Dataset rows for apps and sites
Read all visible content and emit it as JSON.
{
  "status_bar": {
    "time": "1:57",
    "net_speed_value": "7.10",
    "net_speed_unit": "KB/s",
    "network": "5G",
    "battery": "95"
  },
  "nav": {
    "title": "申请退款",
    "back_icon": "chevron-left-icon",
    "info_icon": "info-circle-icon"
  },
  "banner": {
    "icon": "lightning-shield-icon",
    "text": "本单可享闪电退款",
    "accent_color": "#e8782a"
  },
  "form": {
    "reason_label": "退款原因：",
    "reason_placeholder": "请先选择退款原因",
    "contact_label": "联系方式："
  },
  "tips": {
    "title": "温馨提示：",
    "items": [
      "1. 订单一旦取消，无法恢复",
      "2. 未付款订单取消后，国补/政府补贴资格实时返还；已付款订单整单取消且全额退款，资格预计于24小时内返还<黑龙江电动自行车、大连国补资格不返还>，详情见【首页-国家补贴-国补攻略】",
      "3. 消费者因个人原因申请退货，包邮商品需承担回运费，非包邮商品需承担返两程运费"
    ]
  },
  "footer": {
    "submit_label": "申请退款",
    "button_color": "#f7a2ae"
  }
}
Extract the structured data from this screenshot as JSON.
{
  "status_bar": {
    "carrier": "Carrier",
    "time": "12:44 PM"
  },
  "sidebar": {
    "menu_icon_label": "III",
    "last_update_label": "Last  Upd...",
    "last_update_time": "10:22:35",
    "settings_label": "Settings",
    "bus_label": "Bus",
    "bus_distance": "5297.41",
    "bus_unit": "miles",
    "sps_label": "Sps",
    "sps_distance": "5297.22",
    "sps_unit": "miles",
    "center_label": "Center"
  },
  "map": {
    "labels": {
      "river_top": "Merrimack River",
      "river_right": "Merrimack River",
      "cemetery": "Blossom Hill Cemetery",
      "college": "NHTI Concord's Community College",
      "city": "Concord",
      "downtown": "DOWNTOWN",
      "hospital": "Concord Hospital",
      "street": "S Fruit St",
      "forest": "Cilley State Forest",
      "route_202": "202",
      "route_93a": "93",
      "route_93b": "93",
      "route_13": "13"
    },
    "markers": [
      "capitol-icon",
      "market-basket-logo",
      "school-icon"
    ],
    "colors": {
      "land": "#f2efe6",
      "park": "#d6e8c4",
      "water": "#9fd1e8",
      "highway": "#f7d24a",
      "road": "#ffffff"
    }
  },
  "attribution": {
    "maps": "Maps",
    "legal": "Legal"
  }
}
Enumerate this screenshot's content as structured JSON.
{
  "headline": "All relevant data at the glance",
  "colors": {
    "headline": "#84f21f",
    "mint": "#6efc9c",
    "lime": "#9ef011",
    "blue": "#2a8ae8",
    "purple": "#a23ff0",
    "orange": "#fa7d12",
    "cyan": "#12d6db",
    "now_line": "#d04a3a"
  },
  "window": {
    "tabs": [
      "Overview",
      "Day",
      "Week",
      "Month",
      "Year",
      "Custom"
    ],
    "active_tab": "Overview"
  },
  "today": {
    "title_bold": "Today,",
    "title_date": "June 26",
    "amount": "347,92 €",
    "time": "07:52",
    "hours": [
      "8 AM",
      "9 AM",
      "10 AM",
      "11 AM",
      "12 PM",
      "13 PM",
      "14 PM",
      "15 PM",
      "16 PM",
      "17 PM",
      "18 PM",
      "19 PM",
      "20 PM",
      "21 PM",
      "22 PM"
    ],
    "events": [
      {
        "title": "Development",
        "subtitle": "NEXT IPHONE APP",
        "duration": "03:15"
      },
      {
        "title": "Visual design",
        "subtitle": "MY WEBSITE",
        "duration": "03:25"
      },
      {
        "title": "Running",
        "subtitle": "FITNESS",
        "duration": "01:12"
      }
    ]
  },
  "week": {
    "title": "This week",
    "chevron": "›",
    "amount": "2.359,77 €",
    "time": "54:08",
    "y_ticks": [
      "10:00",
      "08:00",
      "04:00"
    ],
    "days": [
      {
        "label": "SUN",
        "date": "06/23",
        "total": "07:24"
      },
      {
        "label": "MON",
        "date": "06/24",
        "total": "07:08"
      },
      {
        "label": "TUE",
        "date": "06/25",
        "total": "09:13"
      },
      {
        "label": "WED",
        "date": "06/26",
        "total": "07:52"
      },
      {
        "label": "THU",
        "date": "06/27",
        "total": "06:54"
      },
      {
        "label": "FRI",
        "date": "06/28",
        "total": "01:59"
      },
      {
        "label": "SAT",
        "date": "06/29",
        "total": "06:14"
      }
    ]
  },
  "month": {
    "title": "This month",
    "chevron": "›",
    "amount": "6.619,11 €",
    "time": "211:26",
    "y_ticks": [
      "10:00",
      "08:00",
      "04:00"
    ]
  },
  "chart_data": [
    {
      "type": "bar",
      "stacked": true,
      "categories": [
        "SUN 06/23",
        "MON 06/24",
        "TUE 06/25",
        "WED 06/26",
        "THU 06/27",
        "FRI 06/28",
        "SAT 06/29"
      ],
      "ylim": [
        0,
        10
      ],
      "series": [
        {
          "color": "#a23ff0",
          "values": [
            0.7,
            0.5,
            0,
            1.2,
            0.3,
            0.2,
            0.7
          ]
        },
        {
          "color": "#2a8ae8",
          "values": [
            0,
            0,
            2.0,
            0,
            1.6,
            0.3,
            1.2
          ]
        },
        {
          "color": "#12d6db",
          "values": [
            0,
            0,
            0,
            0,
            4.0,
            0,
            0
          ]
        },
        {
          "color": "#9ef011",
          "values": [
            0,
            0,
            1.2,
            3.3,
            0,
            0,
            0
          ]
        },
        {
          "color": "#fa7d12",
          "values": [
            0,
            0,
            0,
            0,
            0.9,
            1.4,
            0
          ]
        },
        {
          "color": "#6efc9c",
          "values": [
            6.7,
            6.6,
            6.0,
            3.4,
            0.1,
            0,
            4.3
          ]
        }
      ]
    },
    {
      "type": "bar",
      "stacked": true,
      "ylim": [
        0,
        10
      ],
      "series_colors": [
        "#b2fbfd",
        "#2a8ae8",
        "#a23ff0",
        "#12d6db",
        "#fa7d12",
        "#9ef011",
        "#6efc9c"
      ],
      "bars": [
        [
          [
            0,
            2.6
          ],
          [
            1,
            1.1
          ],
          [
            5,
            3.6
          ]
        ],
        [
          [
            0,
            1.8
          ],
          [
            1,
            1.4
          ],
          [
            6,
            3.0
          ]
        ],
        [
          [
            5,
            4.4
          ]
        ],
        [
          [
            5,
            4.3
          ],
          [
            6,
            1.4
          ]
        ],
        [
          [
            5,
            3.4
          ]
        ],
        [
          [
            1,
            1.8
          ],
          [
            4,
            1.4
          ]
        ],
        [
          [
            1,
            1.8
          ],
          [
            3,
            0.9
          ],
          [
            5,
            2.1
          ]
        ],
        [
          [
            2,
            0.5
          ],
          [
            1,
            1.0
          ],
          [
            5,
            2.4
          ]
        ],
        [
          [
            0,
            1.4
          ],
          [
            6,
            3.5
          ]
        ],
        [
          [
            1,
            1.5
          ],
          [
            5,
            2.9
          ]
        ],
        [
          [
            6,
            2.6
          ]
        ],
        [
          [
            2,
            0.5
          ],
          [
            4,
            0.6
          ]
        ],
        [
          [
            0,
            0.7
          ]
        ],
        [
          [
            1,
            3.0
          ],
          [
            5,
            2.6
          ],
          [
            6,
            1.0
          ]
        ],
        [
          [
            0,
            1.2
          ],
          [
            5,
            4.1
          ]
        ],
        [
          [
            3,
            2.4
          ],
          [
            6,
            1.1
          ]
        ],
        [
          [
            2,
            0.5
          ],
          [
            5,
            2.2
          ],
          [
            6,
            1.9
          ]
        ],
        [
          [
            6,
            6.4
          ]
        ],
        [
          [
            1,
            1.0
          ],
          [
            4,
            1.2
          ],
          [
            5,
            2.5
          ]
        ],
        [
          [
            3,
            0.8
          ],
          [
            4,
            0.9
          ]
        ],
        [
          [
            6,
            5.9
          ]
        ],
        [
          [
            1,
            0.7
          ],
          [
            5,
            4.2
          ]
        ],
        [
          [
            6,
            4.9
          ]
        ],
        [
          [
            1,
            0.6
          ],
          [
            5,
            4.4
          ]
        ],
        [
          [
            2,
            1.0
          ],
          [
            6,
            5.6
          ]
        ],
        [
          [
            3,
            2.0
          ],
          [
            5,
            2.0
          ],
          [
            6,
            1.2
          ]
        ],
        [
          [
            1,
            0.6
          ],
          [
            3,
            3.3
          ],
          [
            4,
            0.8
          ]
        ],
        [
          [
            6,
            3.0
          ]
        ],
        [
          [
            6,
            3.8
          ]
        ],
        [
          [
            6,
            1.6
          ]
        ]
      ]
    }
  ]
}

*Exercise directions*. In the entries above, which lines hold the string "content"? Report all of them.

*Answer to the exercise*.
Read all visible content and emit it as JSON.
Enumerate this screenshot's content as structured JSON.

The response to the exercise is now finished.